**PROBLEM REQUIREMENTS**
Each record below should be written out again exactly.

**DATA FOR ANALYSIS**
####################

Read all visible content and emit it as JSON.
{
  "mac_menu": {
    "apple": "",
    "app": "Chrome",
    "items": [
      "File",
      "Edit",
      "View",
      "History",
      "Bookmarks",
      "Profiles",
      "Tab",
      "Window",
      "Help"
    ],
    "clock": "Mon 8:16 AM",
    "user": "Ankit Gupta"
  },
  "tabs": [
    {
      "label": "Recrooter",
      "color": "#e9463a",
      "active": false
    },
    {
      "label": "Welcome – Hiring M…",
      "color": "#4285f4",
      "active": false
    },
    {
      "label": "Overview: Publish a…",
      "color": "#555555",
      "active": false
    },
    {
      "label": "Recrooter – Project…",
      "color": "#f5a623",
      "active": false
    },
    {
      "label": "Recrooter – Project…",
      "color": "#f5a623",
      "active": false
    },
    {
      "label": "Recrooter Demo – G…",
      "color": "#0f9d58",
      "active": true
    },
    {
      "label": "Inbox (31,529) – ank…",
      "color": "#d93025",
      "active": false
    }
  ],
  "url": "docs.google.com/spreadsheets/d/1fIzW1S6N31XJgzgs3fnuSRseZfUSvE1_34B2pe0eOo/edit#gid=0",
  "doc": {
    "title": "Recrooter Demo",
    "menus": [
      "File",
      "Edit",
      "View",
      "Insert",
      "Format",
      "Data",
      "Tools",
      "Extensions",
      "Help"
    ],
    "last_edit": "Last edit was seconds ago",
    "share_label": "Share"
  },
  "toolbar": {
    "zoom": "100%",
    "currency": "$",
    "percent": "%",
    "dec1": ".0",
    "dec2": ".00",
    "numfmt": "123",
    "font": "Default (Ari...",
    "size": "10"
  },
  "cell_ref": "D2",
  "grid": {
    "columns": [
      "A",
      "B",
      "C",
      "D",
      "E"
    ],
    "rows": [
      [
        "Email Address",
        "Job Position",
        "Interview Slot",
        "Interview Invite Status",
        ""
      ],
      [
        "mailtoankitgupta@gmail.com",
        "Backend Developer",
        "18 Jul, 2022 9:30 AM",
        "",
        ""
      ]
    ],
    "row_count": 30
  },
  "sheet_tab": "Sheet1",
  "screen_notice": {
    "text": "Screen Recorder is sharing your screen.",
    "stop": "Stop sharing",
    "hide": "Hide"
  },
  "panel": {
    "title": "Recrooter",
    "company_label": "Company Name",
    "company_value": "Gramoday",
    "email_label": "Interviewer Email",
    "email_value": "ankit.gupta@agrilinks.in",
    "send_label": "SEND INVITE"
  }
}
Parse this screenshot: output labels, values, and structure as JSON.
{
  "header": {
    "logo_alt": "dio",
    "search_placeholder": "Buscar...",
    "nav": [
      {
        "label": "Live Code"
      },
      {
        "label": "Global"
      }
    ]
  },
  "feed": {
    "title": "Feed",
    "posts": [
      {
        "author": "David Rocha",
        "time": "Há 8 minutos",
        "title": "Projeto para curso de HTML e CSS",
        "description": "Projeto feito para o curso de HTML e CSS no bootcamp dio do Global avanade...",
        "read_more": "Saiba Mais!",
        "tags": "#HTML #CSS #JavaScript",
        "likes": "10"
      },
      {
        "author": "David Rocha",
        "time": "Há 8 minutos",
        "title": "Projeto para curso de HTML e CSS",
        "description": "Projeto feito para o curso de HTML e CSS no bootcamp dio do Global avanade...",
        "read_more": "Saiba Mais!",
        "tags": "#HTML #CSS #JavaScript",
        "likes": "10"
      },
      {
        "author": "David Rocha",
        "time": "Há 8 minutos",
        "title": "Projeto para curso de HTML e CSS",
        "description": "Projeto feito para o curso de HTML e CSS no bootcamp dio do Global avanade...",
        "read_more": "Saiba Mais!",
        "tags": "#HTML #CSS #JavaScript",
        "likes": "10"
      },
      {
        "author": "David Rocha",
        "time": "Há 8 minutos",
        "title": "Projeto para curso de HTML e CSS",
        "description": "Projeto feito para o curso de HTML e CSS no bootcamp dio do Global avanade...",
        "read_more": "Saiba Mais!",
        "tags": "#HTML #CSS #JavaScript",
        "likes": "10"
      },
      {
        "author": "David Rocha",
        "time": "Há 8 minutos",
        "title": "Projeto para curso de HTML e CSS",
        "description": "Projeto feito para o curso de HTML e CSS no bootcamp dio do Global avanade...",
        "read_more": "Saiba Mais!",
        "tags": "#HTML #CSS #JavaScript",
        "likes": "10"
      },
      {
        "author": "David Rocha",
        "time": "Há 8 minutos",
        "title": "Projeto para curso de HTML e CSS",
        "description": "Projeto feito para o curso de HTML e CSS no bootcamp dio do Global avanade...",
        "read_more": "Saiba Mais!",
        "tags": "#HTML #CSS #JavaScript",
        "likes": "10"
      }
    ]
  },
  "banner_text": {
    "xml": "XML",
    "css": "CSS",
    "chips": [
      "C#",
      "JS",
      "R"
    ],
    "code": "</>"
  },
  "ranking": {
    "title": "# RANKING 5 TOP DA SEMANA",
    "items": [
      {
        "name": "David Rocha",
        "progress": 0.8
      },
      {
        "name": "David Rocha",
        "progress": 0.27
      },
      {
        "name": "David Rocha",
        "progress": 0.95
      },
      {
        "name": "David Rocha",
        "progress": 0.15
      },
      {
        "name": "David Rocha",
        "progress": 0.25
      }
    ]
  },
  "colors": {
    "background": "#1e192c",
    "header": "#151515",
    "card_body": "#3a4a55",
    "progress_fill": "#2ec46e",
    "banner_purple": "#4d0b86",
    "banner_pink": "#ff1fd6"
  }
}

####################

**COMPLETED EXERCISE**
Read all visible content and emit it as JSON.
{
  "mac_menu": {
    "apple": "",
    "app": "Chrome",
    "items": [
      "File",
      "Edit",
      "View",
      "History",
      "Bookmarks",
      "Profiles",
      "Tab",
      "Window",
      "Help"
    ],
    "clock": "Mon 8:16 AM",
    "user": "Ankit Gupta"
  },
  "tabs": [
    {
      "label": "Recrooter",
      "color": "#e9463a",
      "active": false
    },
    {
      "label": "Welcome – Hiring M…",
      "color": "#4285f4",
      "active": false
    },
    {
      "label": "Overview: Publish a…",
      "color": "#555555",
      "active": false
    },
    {
      "label": "Recrooter – Project…",
      "color": "#f5a623",
      "active": false
    },
    {
      "label": "Recrooter – Project…",
      "color": "#f5a623",
      "active": false
    },
    {
      "label": "Recrooter Demo – G…",
      "color": "#0f9d58",
      "active": true
    },
    {
      "label": "Inbox (31,529) – ank…",
      "color": "#d93025",
      "active": false
    }
  ],
  "url": "docs.google.com/spreadsheets/d/1fIzW1S6N31XJgzgs3fnuSRseZfUSvE1_34B2pe0eOo/edit#gid=0",
  "doc": {
    "title": "Recrooter Demo",
    "menus": [
      "File",
      "Edit",
      "View",
      "Insert",
      "Format",
      "Data",
      "Tools",
      "Extensions",
      "Help"
    ],
    "last_edit": "Last edit was seconds ago",
    "share_label": "Share"
  },
  "toolbar": {
    "zoom": "100%",
    "currency": "$",
    "percent": "%",
    "dec1": ".0",
    "dec2": ".00",
    "numfmt": "123",
    "font": "Default (Ari...",
    "size": "10"
  },
  "cell_ref": "D2",
  "grid": {
    "columns": [
      "A",
      "B",
      "C",
      "D",
      "E"
    ],
    "rows": [
      [
        "Email Address",
        "Job Position",
        "Interview Slot",
        "Interview Invite Status",
        ""
      ],
      [
        "mailtoankitgupta@gmail.com",
        "Backend Developer",
        "18 Jul, 2022 9:30 AM",
        "",
        ""
      ]
    ],
    "row_count": 30
  },
  "sheet_tab": "Sheet1",
  "screen_notice": {
    "text": "Screen Recorder is sharing your screen.",
    "stop": "Stop sharing",
    "hide": "Hide"
  },
  "panel": {
    "title": "Recrooter",
    "company_label": "Company Name",
    "company_value": "Gramoday",
    "email_label": "Interviewer Email",
    "email_value": "ankit.gupta@agrilinks.in",
    "send_label": "SEND INVITE"
  }
}
Parse this screenshot: output labels, values, and structure as JSON.
{
  "header": {
    "logo_alt": "dio",
    "search_placeholder": "Buscar...",
    "nav": [
      {
        "label": "Live Code"
      },
      {
        "label": "Global"
      }
    ]
  },
  "feed": {
    "title": "Feed",
    "posts": [
      {
        "author": "David Rocha",
        "time": "Há 8 minutos",
        "title": "Projeto para curso de HTML e CSS",
        "description": "Projeto feito para o curso de HTML e CSS no bootcamp dio do Global avanade...",
        "read_more": "Saiba Mais!",
        "tags": "#HTML #CSS #JavaScript",
        "likes": "10"
      },
      {
        "author": "David Rocha",
        "time": "Há 8 minutos",
        "title": "Projeto para curso de HTML e CSS",
        "description": "Projeto feito para o curso de HTML e CSS no bootcamp dio do Global avanade...",
        "read_more": "Saiba Mais!",
        "tags": "#HTML #CSS #JavaScript",
        "likes": "10"
      },
      {
        "author": "David Rocha",
        "time": "Há 8 minutos",
        "title": "Projeto para curso de HTML e CSS",
        "description": "Projeto feito para o curso de HTML e CSS no bootcamp dio do Global avanade...",
        "read_more": "Saiba Mais!",
        "tags": "#HTML #CSS #JavaScript",
        "likes": "10"
      },
      {
        "author": "David Rocha",
        "time": "Há 8 minutos",
        "title": "Projeto para curso de HTML e CSS",
        "description": "Projeto feito para o curso de HTML e CSS no bootcamp dio do Global avanade...",
        "read_more": "Saiba Mais!",
        "tags": "#HTML #CSS #JavaScript",
        "likes": "10"
      },
      {
        "author": "David Rocha",
        "time": "Há 8 minutos",
        "title": "Projeto para curso de HTML e CSS",
        "description": "Projeto feito para o curso de HTML e CSS no bootcamp dio do Global avanade...",
        "read_more": "Saiba Mais!",
        "tags": "#HTML #CSS #JavaScript",
        "likes": "10"
      },
      {
        "author": "David Rocha",
        "time": "Há 8 minutos",
        "title": "Projeto para curso de HTML e CSS",
        "description": "Projeto feito para o curso de HTML e CSS no bootcamp dio do Global avanade...",
        "read_more": "Saiba Mais!",
        "tags": "#HTML #CSS #JavaScript",
        "likes": "10"
      }
    ]
  },
  "banner_text": {
    "xml": "XML",
    "css": "CSS",
    "chips": [
      "C#",
      "JS",
      "R"
    ],
    "code": "</>"
  },
  "ranking": {
    "title": "# RANKING 5 TOP DA SEMANA",
    "items": [
      {
        "name": "David Rocha",
        "progress": 0.8
      },
      {
        "name": "David Rocha",
        "progress": 0.27
      },
      {
        "name": "David Rocha",
        "progress": 0.95
      },
      {
        "name": "David Rocha",
        "progress": 0.15
      },
      {
        "name": "David Rocha",
        "progress": 0.25
      }
    ]
  },
  "colors": {
    "background": "#1e192c",
    "header": "#151515",
    "card_body": "#3a4a55",
    "progress_fill": "#2ec46e",
    "banner_purple": "#4d0b86",
    "banner_pink": "#ff1fd6"
  }
}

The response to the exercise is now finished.